R. N. Elliott was a bookkeeper who has a fascination for mathematical price series. He constantly developed different number progressions, high-low price cycles, but most of all, price cycle contraction and expansion series. His most famous progression series is the Fibonacci Progression, named after the Italian, Leonardo of Pisa (Leonardus Pisanus (Latin) or simply Fibonacci). First published in 1202 A.D. as the Liber Abaci and later in 1220 A.D. in Practica Geometria, Fibonacci showed this mathematical progression using an involute process. (I.e. 1+1 = 2; 2+2 = 3; 2+3 = 5; 3±5 = 8; etc.) Using any number in the series as a multiplier or divisor, a ratio evolves of 1.618 or 0.6 18 or its inverse 0.382. This ratio is observable in numerous natural phenomena; the branching of trees, sea shells, spirals (i.e. the nautilus) sunﬂower seed growth, the human inner ear, etc.

Read Book: The Basics of the Elliott Wave Principle

For any market a signiﬁcant primary high or low price must best used.

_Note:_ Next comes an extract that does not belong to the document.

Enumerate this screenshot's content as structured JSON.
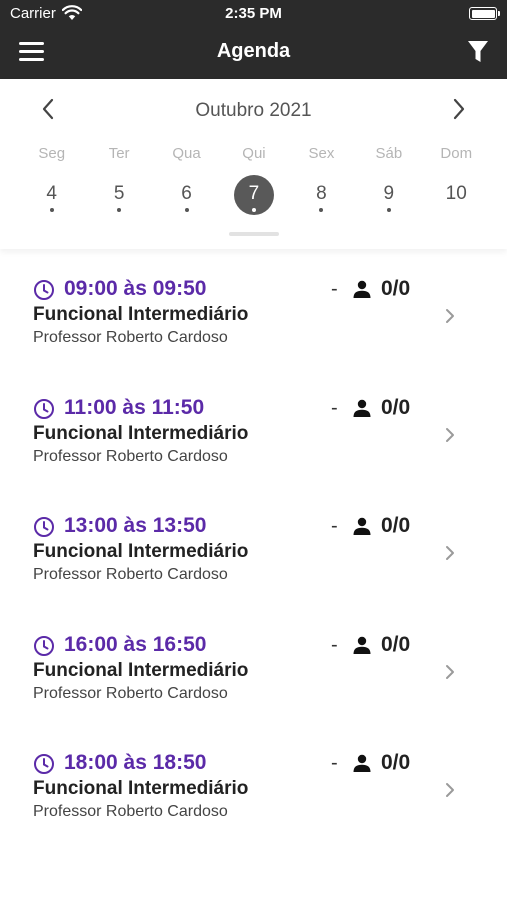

Due to gold’s previously controlled prices of \$19.39 for 45 years, \$20.67 for 97 years and ﬁnally \$35.00 before deregulated in 1971, gold gives a good example of a signiﬁcant low to work with.

When Fibonacci Progression is applied to gold using the \$35.00 low, we have2x\$35=\$70; 3 x \$35.00=\$105; 5 X \$35 = \$175; 8 x \$35 = \$280; etc. An analysis of these prices is demonstrated in the copy of “Chart B, Fibonacci Price Analysis”, page 145 from Analytical Methods for Successful Speculation. Fibonacci Price Progression shows future meaningful highs will probably be \$1,190.00 (34 x \$35); \$1,925 (55 x \$35); or \$3,115 (89 x \$35). When or how these prices may be achieved requires an in-depth study of current ﬁnancial data and their correlation to gold’s price ﬂuctuations.

Read Book: Fibonacci and Gann Applications in Financial Markets

The most famous and least understood market mathematician was W. D. Gann. Gann passed away in 1955 with a net worth of over \$50,000,000 acquired from the markets. More astonishingly he was charging \$5,000 (1955 dollars) for his market course, containing most, but probably not all, of his trading methods and secrets. That trading course cost was roughly half the value of a three bedroom home in 1955.

Prior to gold’s price being pegged at \$35.00, it was ﬁrst pegged at \$19.39 and then \$20.67, as mentioned above. Using a base price of \$20.00 (which is a mean of \$19.39 and \$20.67) and by increasing increments of \$5.00 Gann’s Cardinal Square displays and apparently meaningful series as shown in “Chart C, W. D. Gann Cardinal Square Chart.” To test which of the four axis worked best, a comparison grid is shown in “Chart D, W. D. Gann Cardinal Square Prices”. Actual price highs and lows are shown to the cardinal square axis F2-F3 numbers.